Usually a user starts receiving these challenges on Facebook, YouTube or WhatsApp, from an anonymous or fictitious Japanese character with bulging eyes and strange features. They are given a series of tasks that start off small, (like dancing at a shopping mall) but escalate to something larger and more daring (like setting yourself on fire). The Momo intimidates and threatens the user if they don’t follow through on the challenges. And those challenges end up anywhere from harming yourself to killing yourself. At least three incidents around the world were reported where young teens committed suicide, and were linked (at least in part) to the Momo Challenge. It started with a 12-year-old girl in Argentina who hung herself. While local authorities have not made a direct link, the girl’s phone was nearby and the Momo Challenges and video recordings were part of her phone feed. (Snopes says that some of the tragic outcomes are not directly due to the Momo Challenge—but the challenge is real nonetheless.)
When I pause and reflect, I suppose every generation of young people experience a set of risky challenges that reflect the times. These have ranged from skateboard dares, to Halloween scares to sending inappropriate photos. None of these are good, but today’s risks may be worse—because they are anonymous, on-line.
What Should Be Our Response?
Parents in the U.S. are now issuing warnings on social media outlets, encouraging each other about the Momo Challenge. It’s a thing. Let me offer some simple steps you can take if you suspect your students may be susceptible to this ploy:
- Pay attention to your kid’s portable devices. Have your kids hand them over to you each night, and check their screen time (a feature on iPhones that tracks the hours a user spends on the device). You can also obtain apps that allow you to track exactly where your kids have gone on social media sites.
- Warn your children about never clicking on unknown numbers or anonymous challenges. In fact, I would actually discuss some of the tragic stories of teens around the world who’ve died taking the Momo Challenge. Tell them this is not a scare tactic, but a warning to the wise, to stop before they start.

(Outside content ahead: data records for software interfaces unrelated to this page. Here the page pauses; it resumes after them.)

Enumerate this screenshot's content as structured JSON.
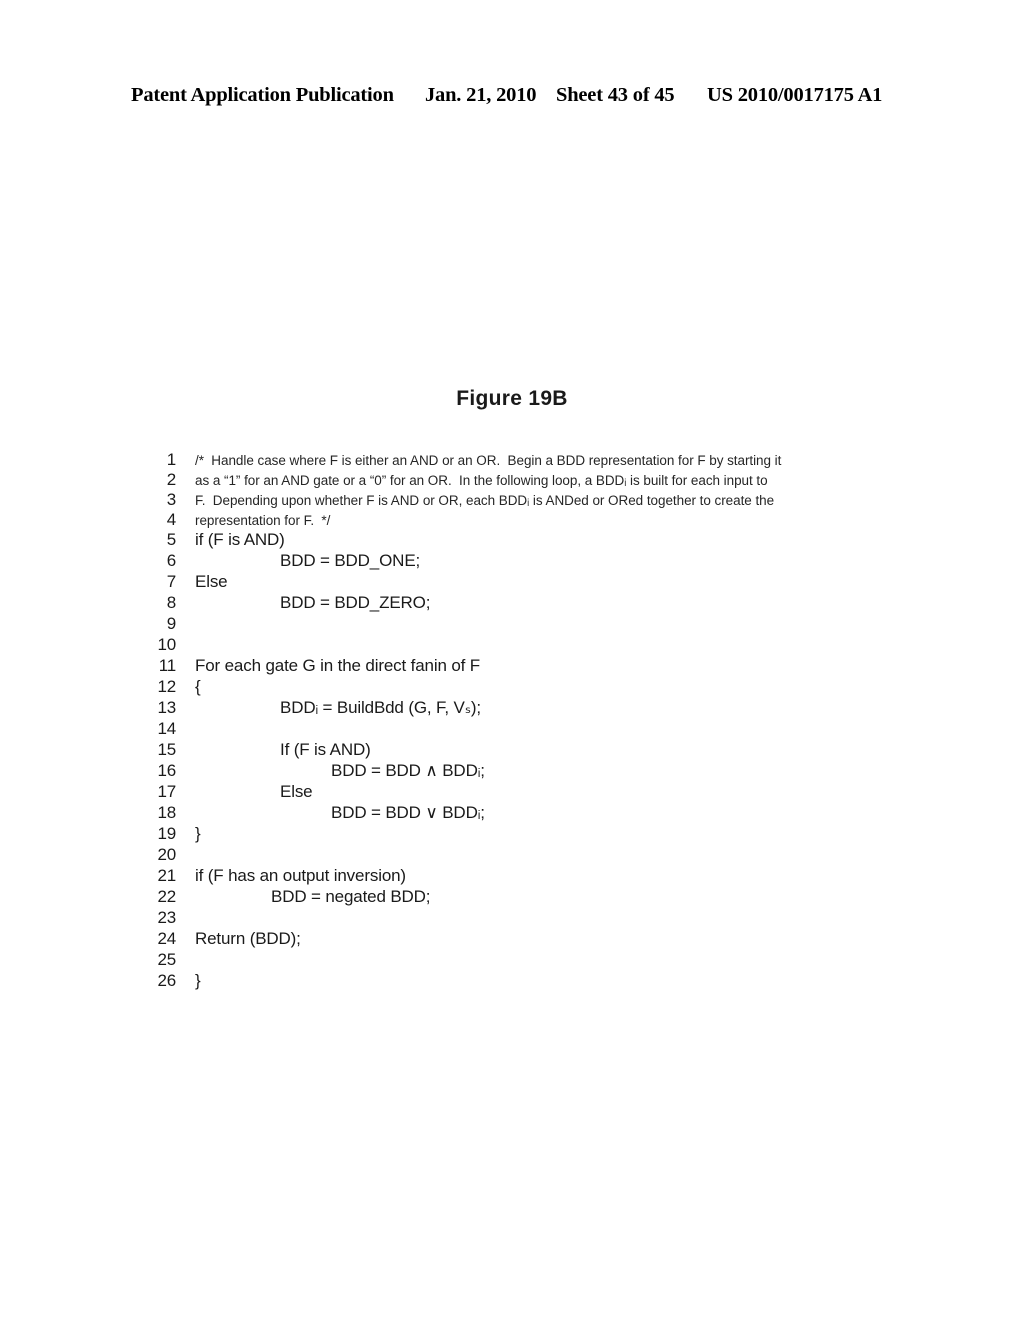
{
  "header": {
    "publication": "Patent Application Publication",
    "date": "Jan. 21, 2010",
    "sheet": "Sheet 43 of 45",
    "patent_number": "US 2010/0017175 A1"
  },
  "figure": {
    "caption": "Figure 19B"
  },
  "code": {
    "lines": [
      {
        "n": "1",
        "text": "/*  Handle case where F is either an AND or an OR.  Begin a BDD representation for F by starting it"
      },
      {
        "n": "2",
        "text": "as a “1” for an AND gate or a “0” for an OR.  In the following loop, a BDDᵢ is built for each input to"
      },
      {
        "n": "3",
        "text": "F.  Depending upon whether F is AND or OR, each BDDᵢ is ANDed or ORed together to create the"
      },
      {
        "n": "4",
        "text": "representation for F.  */"
      },
      {
        "n": "5",
        "text": "if (F is AND)"
      },
      {
        "n": "6",
        "text": "BDD = BDD_ONE;"
      },
      {
        "n": "7",
        "text": "Else"
      },
      {
        "n": "8",
        "text": "BDD = BDD_ZERO;"
      },
      {
        "n": "9",
        "text": ""
      },
      {
        "n": "10",
        "text": ""
      },
      {
        "n": "11",
        "text": "For each gate G in the direct fanin of F"
      },
      {
        "n": "12",
        "text": "{"
      },
      {
        "n": "13",
        "text": "BDDᵢ = BuildBdd (G, F, Vₛ);"
      },
      {
        "n": "14",
        "text": ""
      },
      {
        "n": "15",
        "text": "If (F is AND)"
      },
      {
        "n": "16",
        "text": "BDD = BDD ∧ BDDᵢ;"
      },
      {
        "n": "17",
        "text": "Else"
      },
      {
        "n": "18",
        "text": "BDD = BDD ∨ BDDᵢ;"
      },
      {
        "n": "19",
        "text": "}"
      },
      {
        "n": "20",
        "text": ""
      },
      {
        "n": "21",
        "text": "if (F has an output inversion)"
      },
      {
        "n": "22",
        "text": "BDD = negated BDD;"
      },
      {
        "n": "23",
        "text": ""
      },
      {
        "n": "24",
        "text": "Return (BDD);"
      },
      {
        "n": "25",
        "text": ""
      },
      {
        "n": "26",
        "text": "}"
      }
    ]
  }
}
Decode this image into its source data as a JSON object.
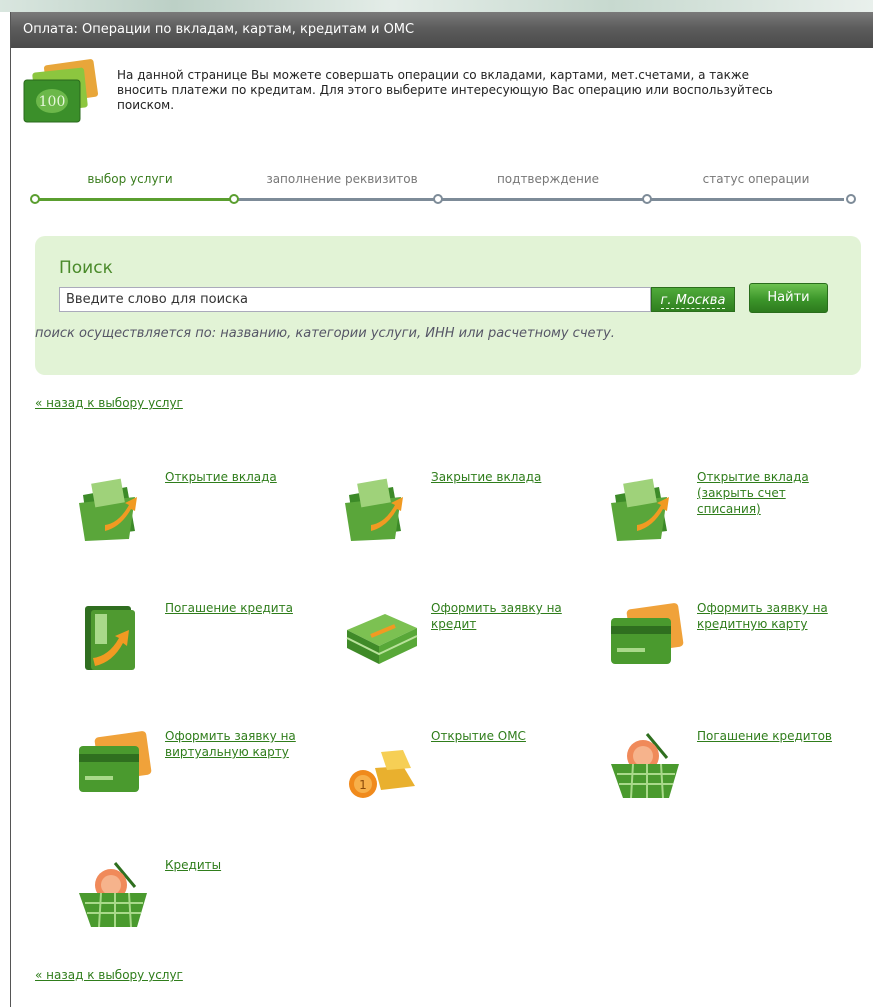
{
  "window": {
    "title": "Оплата: Операции по вкладам, картам, кредитам и ОМС"
  },
  "intro": {
    "line1": "На данной странице Вы можете совершать операции со вкладами, картами, мет.счетами, а также",
    "line2": "вносить платежи по кредитам. Для этого выберите интересующую Вас операцию или воспользуйтесь",
    "line3": "поиском."
  },
  "steps": [
    {
      "label": "выбор услуги",
      "active": true
    },
    {
      "label": "заполнение реквизитов",
      "active": false
    },
    {
      "label": "подтверждение",
      "active": false
    },
    {
      "label": "статус операции",
      "active": false
    }
  ],
  "search": {
    "title": "Поиск",
    "value": "Введите слово для поиска",
    "city": "г. Москва",
    "button": "Найти",
    "hint": "поиск осуществляется по: названию, категории услуги, ИНН или расчетному счету."
  },
  "back_link": "« назад к выбору услуг",
  "services": [
    {
      "label": "Открытие вклада",
      "icon": "deposit-folder-icon"
    },
    {
      "label": "Закрытие вклада",
      "icon": "deposit-folder-icon"
    },
    {
      "label": "Открытие вклада (закрыть счет списания)",
      "icon": "deposit-folder-icon"
    },
    {
      "label": "Погашение кредита",
      "icon": "wallet-arrow-icon"
    },
    {
      "label": "Оформить заявку на кредит",
      "icon": "money-stack-icon"
    },
    {
      "label": "Оформить заявку на кредитную карту",
      "icon": "credit-card-icon"
    },
    {
      "label": "Оформить заявку на виртуальную карту",
      "icon": "credit-card-icon"
    },
    {
      "label": "Открытие ОМС",
      "icon": "gold-bars-icon"
    },
    {
      "label": "Погашение кредитов",
      "icon": "coin-basket-icon"
    },
    {
      "label": "Кредиты",
      "icon": "coin-basket-icon"
    }
  ],
  "colors": {
    "accent_green": "#3a7d1e",
    "search_bg": "#e2f3d6",
    "title_bar": "#5c5c5c",
    "step_inactive": "#7d8b98"
  }
}
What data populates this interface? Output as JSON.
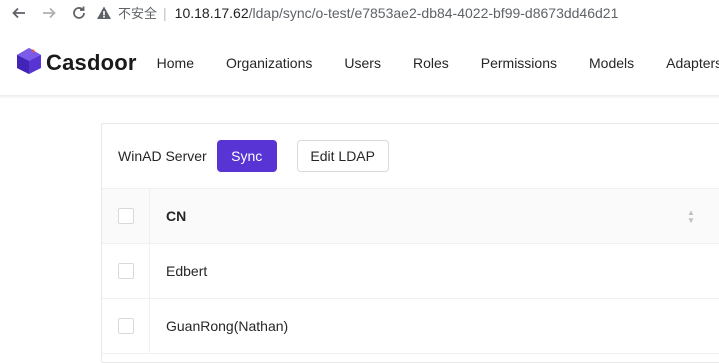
{
  "browser": {
    "insecure_label": "不安全",
    "separator": "|",
    "host": "10.18.17.62",
    "path": "/ldap/sync/o-test/e7853ae2-db84-4022-bf99-d8673dd46d21"
  },
  "header": {
    "brand": "Casdoor",
    "menu": [
      "Home",
      "Organizations",
      "Users",
      "Roles",
      "Permissions",
      "Models",
      "Adapters"
    ]
  },
  "card": {
    "title": "WinAD Server",
    "sync_label": "Sync",
    "edit_label": "Edit LDAP"
  },
  "table": {
    "column": "CN",
    "rows": [
      "Edbert",
      "GuanRong(Nathan)"
    ]
  },
  "colors": {
    "accent": "#5734d3"
  }
}
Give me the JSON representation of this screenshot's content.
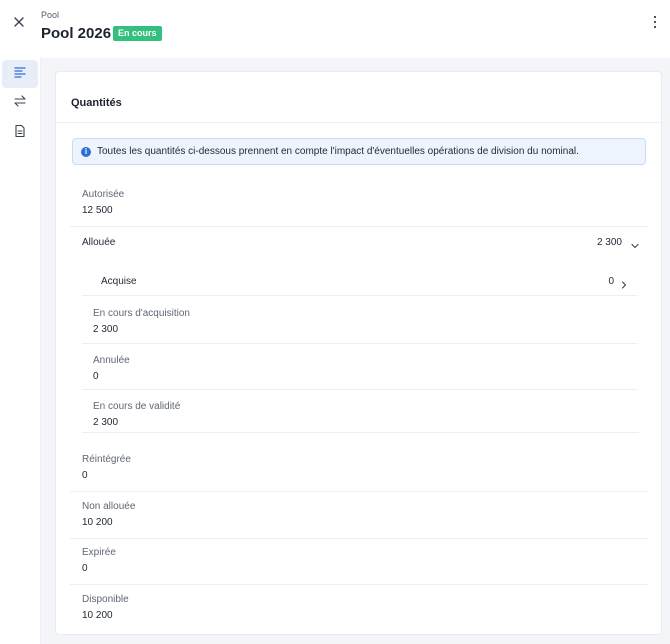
{
  "header": {
    "breadcrumb": "Pool",
    "title": "Pool 2026",
    "status_badge": "En cours",
    "status_color": "#33c07f"
  },
  "sidebar": {
    "items": [
      {
        "icon": "list-icon",
        "active": true
      },
      {
        "icon": "swap-arrows-icon",
        "active": false
      },
      {
        "icon": "document-icon",
        "active": false
      }
    ]
  },
  "card": {
    "title": "Quantités",
    "info": "Toutes les quantités ci-dessous prennent en compte l'impact d'éventuelles opérations de division du nominal."
  },
  "quantities": {
    "autorisee": {
      "label": "Autorisée",
      "value": "12 500"
    },
    "allouee": {
      "label": "Allouée",
      "value": "2 300"
    },
    "acquise": {
      "label": "Acquise",
      "value": "0"
    },
    "en_cours_acquisition": {
      "label": "En cours d'acquisition",
      "value": "2 300"
    },
    "annulee": {
      "label": "Annulée",
      "value": "0"
    },
    "en_cours_validite": {
      "label": "En cours de validité",
      "value": "2 300"
    },
    "reintegree": {
      "label": "Réintégrée",
      "value": "0"
    },
    "non_allouee": {
      "label": "Non allouée",
      "value": "10 200"
    },
    "expiree": {
      "label": "Expirée",
      "value": "0"
    },
    "disponible": {
      "label": "Disponible",
      "value": "10 200"
    }
  }
}
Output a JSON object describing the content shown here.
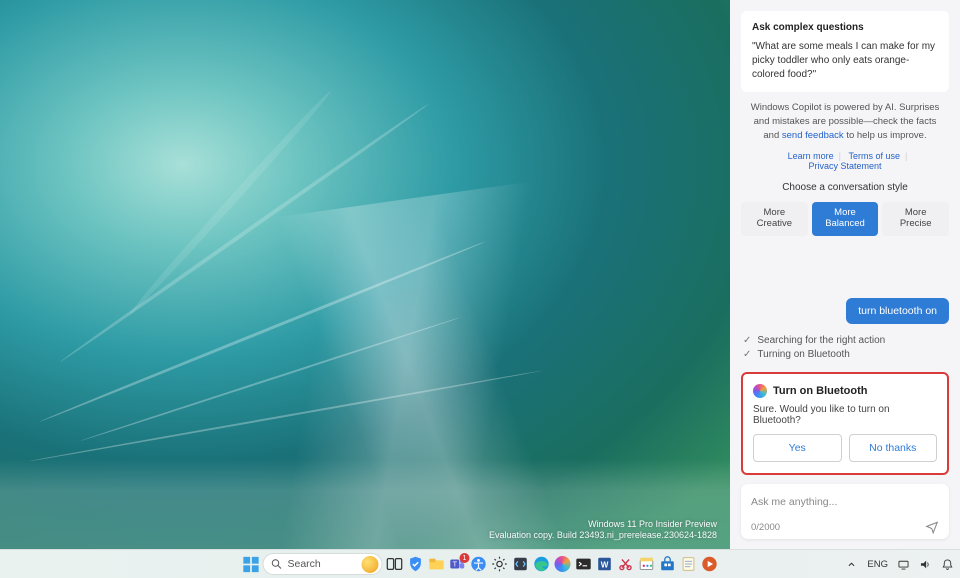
{
  "watermark": {
    "line1": "Windows 11 Pro Insider Preview",
    "line2": "Evaluation copy. Build 23493.ni_prerelease.230624-1828"
  },
  "copilot": {
    "suggestion": {
      "title": "Ask complex questions",
      "body": "\"What are some meals I can make for my picky toddler who only eats orange-colored food?\""
    },
    "disclaimer": {
      "text_before": "Windows Copilot is powered by AI. Surprises and mistakes are possible—check the facts and ",
      "link": "send feedback",
      "text_after": " to help us improve."
    },
    "links": {
      "learn": "Learn more",
      "terms": "Terms of use",
      "privacy": "Privacy Statement"
    },
    "style_label": "Choose a conversation style",
    "styles": {
      "creative": "More\nCreative",
      "balanced": "More\nBalanced",
      "precise": "More\nPrecise"
    },
    "user_message": "turn bluetooth on",
    "status": {
      "s1": "Searching for the right action",
      "s2": "Turning on Bluetooth"
    },
    "confirm": {
      "title": "Turn on Bluetooth",
      "body": "Sure. Would you like to turn on Bluetooth?",
      "yes": "Yes",
      "no": "No thanks"
    },
    "input": {
      "placeholder": "Ask me anything...",
      "counter": "0/2000"
    }
  },
  "taskbar": {
    "search_placeholder": "Search",
    "lang": "ENG",
    "teams_badge": "1"
  }
}
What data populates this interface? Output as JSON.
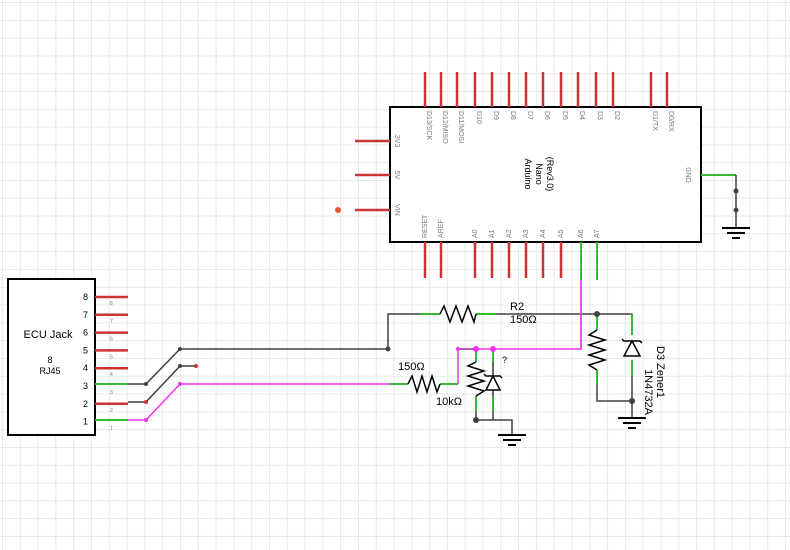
{
  "arduino": {
    "name_line1": "Arduino",
    "name_line2": "Nano",
    "name_line3": "(Rev3.0)",
    "top_pins": [
      "D13/SCK",
      "D12/MISO",
      "D11/MOSI",
      "D10",
      "D9",
      "D8",
      "D7",
      "D6",
      "D5",
      "D4",
      "D3",
      "D2",
      "D1/TX",
      "D0/RX"
    ],
    "bottom_pins": [
      "RESET",
      "AREF",
      "A0",
      "A1",
      "A2",
      "A3",
      "A4",
      "A5",
      "A6",
      "A7"
    ],
    "left_pins": [
      "3V3",
      "5V",
      "VIN"
    ],
    "right_pins": [
      "GND"
    ]
  },
  "ecu": {
    "title": "ECU Jack",
    "sub1": "8",
    "sub2": "RJ45",
    "pin_numbers": [
      "8",
      "7",
      "6",
      "5",
      "4",
      "3",
      "2",
      "1"
    ]
  },
  "r2": {
    "label": "R2",
    "value": "150Ω"
  },
  "r_left": {
    "value": "150Ω"
  },
  "r_10k": {
    "value": "10kΩ"
  },
  "zener_small": {
    "label": "?"
  },
  "d3": {
    "label": "D3 Zener1",
    "part": "1N4732A"
  },
  "colors": {
    "wire": "#404040",
    "green": "#33bb33",
    "magenta": "#ee33ee",
    "pin_red": "#cc3333",
    "junction": "#404040"
  }
}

- Talk honestly about the “law of diminishing returns.” This reminds us that we usually take smaller risks, but increase them because we require more of a dare to provide us with the buzz. Consider this: in 2017, deaths from suicide, drugs and alcohol reached their highest level since the federal data collection began in 1999. Many teens today don’t start with the thought of suicide, but are just despairing enough that they’ll take the Momo Challenge, figuring if it leads to death, it’s no big deal.
- Study the Momo Challenge. Read up on its backstory and what has happened in various parts of the world. It is easy to exaggerate the toll it has taken on young people, so don’t become an alarmist and catastrophize the damage it’s done. However, this cyber-bullying dare often leads to very bad decisions. Adult leaders must guide, via conversations, our kids to making wise choices when it comes to the Momo Challenge. Perhaps begin the discussion by asking if they know anyone who’s taken the challenge. This usually leads to honest disclosure on your part and their part.
Cyber Safety Expert Denise DeRosa, says the challenge, whether real or rumored, serves as a reminder for parents to know what their kids are doing online. “You don’t need to know about every platform and every app and every device out there, but you do need to know and understand your kids’ favorite apps, their favorite games, their devices,” she said. Experts say even if actual threats from Momo aren’t real, the rumors alone can be frightening for kids and can encourage teens to participate in risky dares. Let’s lead them well.